1 Main Street, Atlanta, GA 32101 info@insulin-free.org 808.123.4567

Increases in T-Cell Antigen Responsiveness Precede Clinical Diabetes

WESTPORT, CT (Reuters Health) May 11 – Just as the number of autoantibodies increases before the appearance of clinical diabetes, so does the extent of T-cell responsiveness to islet cell proteins, according to a report in the April 15th issue of the Journal of Immunology.

Acquired recognition of self-determinants, a process called intermolecular antigen spreading, accompanies the development of a number of autoimmune diseases, the authors note.
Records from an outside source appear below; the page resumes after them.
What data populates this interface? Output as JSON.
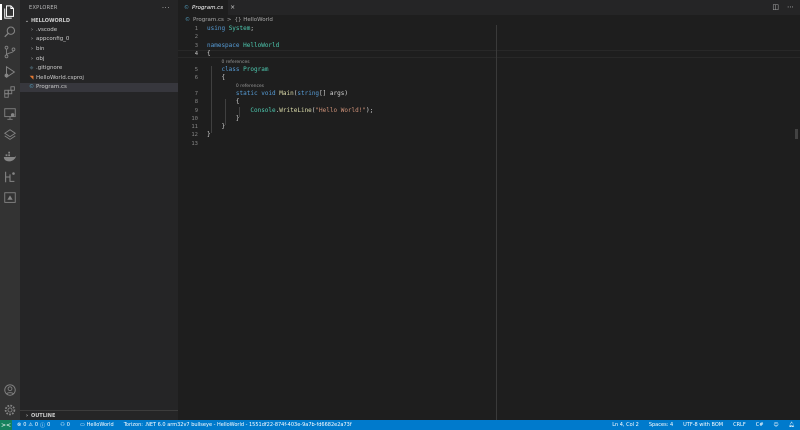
{
  "activity_bar": {
    "icons": [
      "files-icon",
      "search-icon",
      "source-control-icon",
      "run-debug-icon",
      "extensions-icon",
      "remote-explorer-icon",
      "testing-icon",
      "docker-icon",
      "torizon-icon",
      "remote-device-icon"
    ],
    "bottom_icons": [
      "accounts-icon",
      "settings-gear-icon"
    ]
  },
  "sidebar": {
    "title": "EXPLORER",
    "more": "···",
    "workspace": "HELLOWORLD",
    "items": [
      {
        "label": ".vscode",
        "kind": "folder"
      },
      {
        "label": "appconfig_0",
        "kind": "folder"
      },
      {
        "label": "bin",
        "kind": "folder"
      },
      {
        "label": "obj",
        "kind": "folder"
      },
      {
        "label": ".gitignore",
        "kind": "file"
      },
      {
        "label": "HelloWorld.csproj",
        "kind": "file"
      },
      {
        "label": "Program.cs",
        "kind": "file"
      }
    ],
    "outline": "OUTLINE"
  },
  "tabs": [
    {
      "label": "Program.cs",
      "lang": "C#"
    }
  ],
  "breadcrumb": {
    "file": "Program.cs",
    "sep": ">",
    "symbol": "{} HelloWorld"
  },
  "editor": {
    "lines": [
      {
        "n": "1",
        "tokens": [
          [
            "kw",
            "using"
          ],
          [
            "pl",
            " "
          ],
          [
            "ty",
            "System"
          ],
          [
            "pl",
            ";"
          ]
        ]
      },
      {
        "n": "2",
        "tokens": []
      },
      {
        "n": "3",
        "tokens": [
          [
            "kw",
            "namespace"
          ],
          [
            "pl",
            " "
          ],
          [
            "ty",
            "HelloWorld"
          ]
        ]
      },
      {
        "n": "4",
        "tokens": [
          [
            "pl",
            "{"
          ]
        ]
      },
      {
        "lens": "0 references",
        "indent": "    "
      },
      {
        "n": "5",
        "tokens": [
          [
            "pl",
            "    "
          ],
          [
            "kw",
            "class"
          ],
          [
            "pl",
            " "
          ],
          [
            "ty",
            "Program"
          ]
        ]
      },
      {
        "n": "6",
        "tokens": [
          [
            "pl",
            "    {"
          ]
        ]
      },
      {
        "lens": "0 references",
        "indent": "        "
      },
      {
        "n": "7",
        "tokens": [
          [
            "pl",
            "        "
          ],
          [
            "kw",
            "static"
          ],
          [
            "pl",
            " "
          ],
          [
            "kw",
            "void"
          ],
          [
            "pl",
            " "
          ],
          [
            "fn",
            "Main"
          ],
          [
            "pl",
            "("
          ],
          [
            "kw",
            "string"
          ],
          [
            "pl",
            "[] "
          ],
          [
            "pl",
            "args"
          ],
          [
            "pl",
            ")"
          ]
        ]
      },
      {
        "n": "8",
        "tokens": [
          [
            "pl",
            "        {"
          ]
        ]
      },
      {
        "n": "9",
        "tokens": [
          [
            "pl",
            "            "
          ],
          [
            "ty",
            "Console"
          ],
          [
            "pl",
            "."
          ],
          [
            "fn",
            "WriteLine"
          ],
          [
            "pl",
            "("
          ],
          [
            "str",
            "\"Hello World!\""
          ],
          [
            "pl",
            ");"
          ]
        ]
      },
      {
        "n": "10",
        "tokens": [
          [
            "pl",
            "        }"
          ]
        ]
      },
      {
        "n": "11",
        "tokens": [
          [
            "pl",
            "    }"
          ]
        ]
      },
      {
        "n": "12",
        "tokens": [
          [
            "pl",
            "}"
          ]
        ]
      },
      {
        "n": "13",
        "tokens": []
      }
    ],
    "active_line": "4"
  },
  "status_bar": {
    "remote": "><",
    "problems_errors": "0",
    "problems_warnings": "0",
    "warnings2": "0",
    "ports": "0",
    "folder": "HelloWorld",
    "torizon": "Torizon: .NET 6.0 arm32v7 bullseye - HelloWorld - 1551df22-874f-403e-9a7b-fd6682e2a73f",
    "position": "Ln 4, Col 2",
    "spaces": "Spaces: 4",
    "encoding": "UTF-8 with BOM",
    "eol": "CRLF",
    "language": "C#"
  }
}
The phenomenon as it applies to T cells before the development of diabetes has not been explored previously.

Seven of the 25 subjects developed clinical diabetes, the authors report, and all but two of them showed increases in autoantibodies and became positive for all four autoantibodies measured. One subject was already positive for all four.

T-cell responsiveness to islet proteins also increased among six of the subjects who developed clinical type 1 diabetes, the results indicate. The seventh subject who developed diabetes was already reactive against all 18 proteins measured.
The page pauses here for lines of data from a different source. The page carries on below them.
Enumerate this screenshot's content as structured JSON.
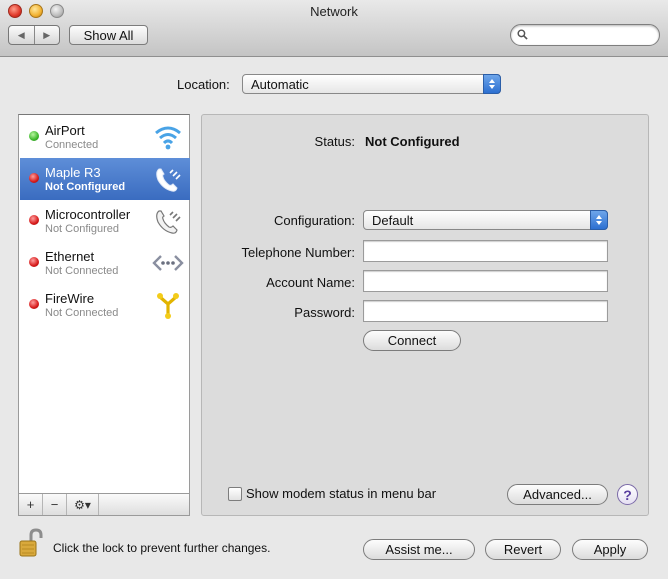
{
  "window": {
    "title": "Network"
  },
  "toolbar": {
    "back_icon": "back-arrow-icon",
    "forward_icon": "forward-arrow-icon",
    "show_all_label": "Show All",
    "search_value": ""
  },
  "location": {
    "label": "Location:",
    "selected": "Automatic"
  },
  "services": [
    {
      "name": "AirPort",
      "status": "Connected",
      "indicator": "green",
      "icon": "wifi-icon"
    },
    {
      "name": "Maple R3",
      "status": "Not Configured",
      "indicator": "red",
      "icon": "modem-phone-icon",
      "selected": true
    },
    {
      "name": "Microcontroller",
      "status": "Not Configured",
      "indicator": "red",
      "icon": "modem-phone-icon"
    },
    {
      "name": "Ethernet",
      "status": "Not Connected",
      "indicator": "red",
      "icon": "ethernet-icon"
    },
    {
      "name": "FireWire",
      "status": "Not Connected",
      "indicator": "red",
      "icon": "firewire-icon"
    }
  ],
  "list_controls": {
    "add": "+",
    "remove": "−",
    "gear": "⚙▾"
  },
  "detail": {
    "status_label": "Status:",
    "status_value": "Not Configured",
    "configuration_label": "Configuration:",
    "configuration_value": "Default",
    "telephone_label": "Telephone Number:",
    "telephone_value": "",
    "account_label": "Account Name:",
    "account_value": "",
    "password_label": "Password:",
    "password_value": "",
    "connect_label": "Connect",
    "modem_status_label": "Show modem status in menu bar",
    "modem_status_checked": false,
    "advanced_label": "Advanced...",
    "help_label": "?"
  },
  "footer": {
    "lock_text": "Click the lock to prevent further changes.",
    "assist_label": "Assist me...",
    "revert_label": "Revert",
    "apply_label": "Apply"
  },
  "colors": {
    "selection": "#3a6cc0",
    "indicator_green": "#3cb72a",
    "indicator_red": "#d61919",
    "popup_accent": "#2c6fd1"
  }
}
Nine of the 18 subjects who have not yet developed diabetes showed an increase in the number of autoantibodies, the researchers note.

“Our data strongly support the conclusion that intermolecular spreading of T-cell and antibody responses to islet proteins occurs during the preclinical period of type 1 diabetes,” the authors conclude.

“What we think happens,” Dr. Brooks-Worrell told Reuters Health, “is that some initially reactive T cells participate in the damage to the islet cells, releasing more antigens. More reactive T cells are recruited and more damage ensues, leading to clinical diabetes.”

“The recently completed Diabetes Prevention Trial should help us to determine whether we can prevent the antigen spreading and thereby prevent or delay the development of diabetes,” Dr. Brooks-Worrell said. Results from that study, she said, are due in June.

“Ultimately, we hope to be able to tease out how the body controls what we see as a struggle between regulatory and destructive processes that occurs in diabetes and other autoimmune diseases,” Dr. Brooks-Worrell concluded.

J Immunol 2001;166:5265-5270.